Find and copy each line of the data that includes "темы".

- Opening Delimiter -

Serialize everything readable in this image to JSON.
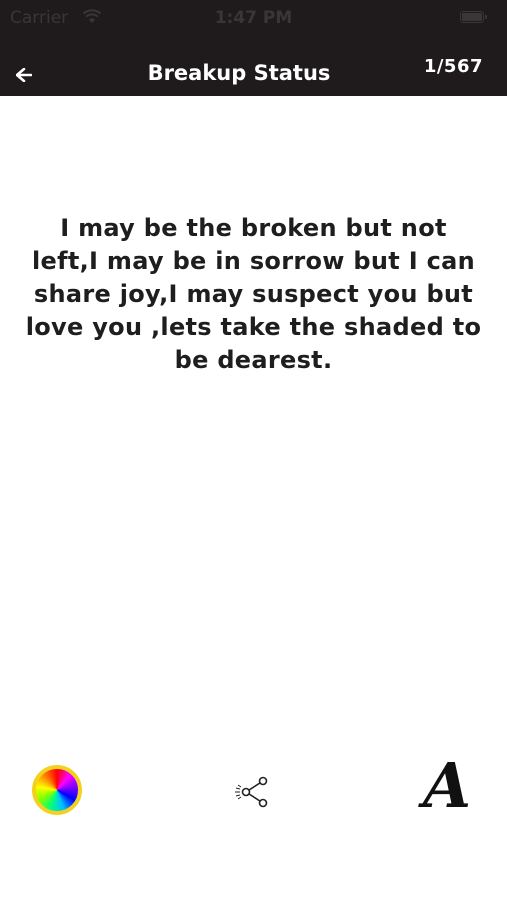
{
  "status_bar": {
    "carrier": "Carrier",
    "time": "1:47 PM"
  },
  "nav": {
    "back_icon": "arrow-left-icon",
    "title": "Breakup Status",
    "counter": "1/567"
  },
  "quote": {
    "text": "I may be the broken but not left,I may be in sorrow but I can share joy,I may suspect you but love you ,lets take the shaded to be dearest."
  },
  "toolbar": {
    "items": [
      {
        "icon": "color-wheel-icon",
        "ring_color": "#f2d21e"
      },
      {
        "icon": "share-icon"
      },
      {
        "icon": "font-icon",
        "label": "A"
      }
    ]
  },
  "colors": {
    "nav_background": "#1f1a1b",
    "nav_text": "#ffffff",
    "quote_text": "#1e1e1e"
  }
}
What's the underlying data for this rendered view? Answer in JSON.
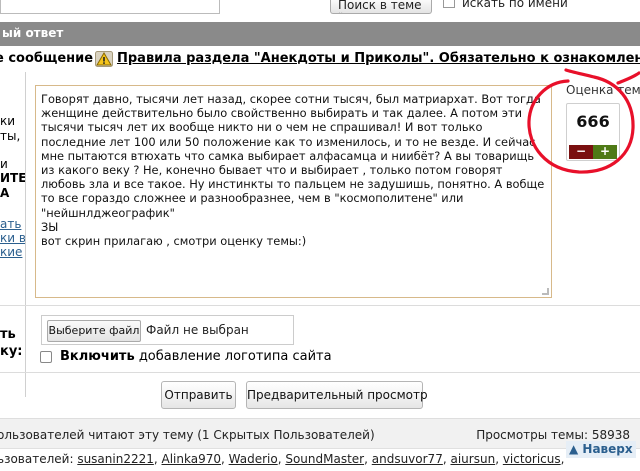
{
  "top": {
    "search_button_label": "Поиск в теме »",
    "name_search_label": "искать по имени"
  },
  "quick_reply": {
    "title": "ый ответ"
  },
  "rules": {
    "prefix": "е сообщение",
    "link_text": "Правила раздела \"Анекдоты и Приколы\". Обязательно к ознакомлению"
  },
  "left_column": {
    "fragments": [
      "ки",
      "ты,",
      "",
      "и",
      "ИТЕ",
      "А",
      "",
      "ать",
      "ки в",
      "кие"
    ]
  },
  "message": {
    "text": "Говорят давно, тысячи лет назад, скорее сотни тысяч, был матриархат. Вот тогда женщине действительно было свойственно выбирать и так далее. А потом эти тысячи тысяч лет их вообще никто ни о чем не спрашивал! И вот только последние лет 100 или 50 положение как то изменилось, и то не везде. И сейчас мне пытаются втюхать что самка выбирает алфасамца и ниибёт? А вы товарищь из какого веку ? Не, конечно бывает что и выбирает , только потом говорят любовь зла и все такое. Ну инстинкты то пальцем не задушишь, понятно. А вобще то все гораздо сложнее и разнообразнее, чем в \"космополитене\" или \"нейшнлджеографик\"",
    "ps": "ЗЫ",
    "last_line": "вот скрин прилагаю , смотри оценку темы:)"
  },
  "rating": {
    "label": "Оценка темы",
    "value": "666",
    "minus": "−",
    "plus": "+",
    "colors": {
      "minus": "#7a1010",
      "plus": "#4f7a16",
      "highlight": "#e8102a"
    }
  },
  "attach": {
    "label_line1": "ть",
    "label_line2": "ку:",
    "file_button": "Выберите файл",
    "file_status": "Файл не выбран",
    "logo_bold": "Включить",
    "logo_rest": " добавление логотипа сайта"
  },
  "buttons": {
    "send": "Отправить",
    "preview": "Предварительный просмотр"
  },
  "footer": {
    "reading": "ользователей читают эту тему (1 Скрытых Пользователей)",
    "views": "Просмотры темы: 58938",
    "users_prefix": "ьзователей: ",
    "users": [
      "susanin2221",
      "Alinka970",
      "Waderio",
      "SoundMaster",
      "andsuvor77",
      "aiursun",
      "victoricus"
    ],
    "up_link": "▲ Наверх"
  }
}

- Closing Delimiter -

— Task output —
    "last_line": "вот скрин прилагаю , смотри оценку темы:)"
    "label": "Оценка темы",
    "views": "Просмотры темы: 58938",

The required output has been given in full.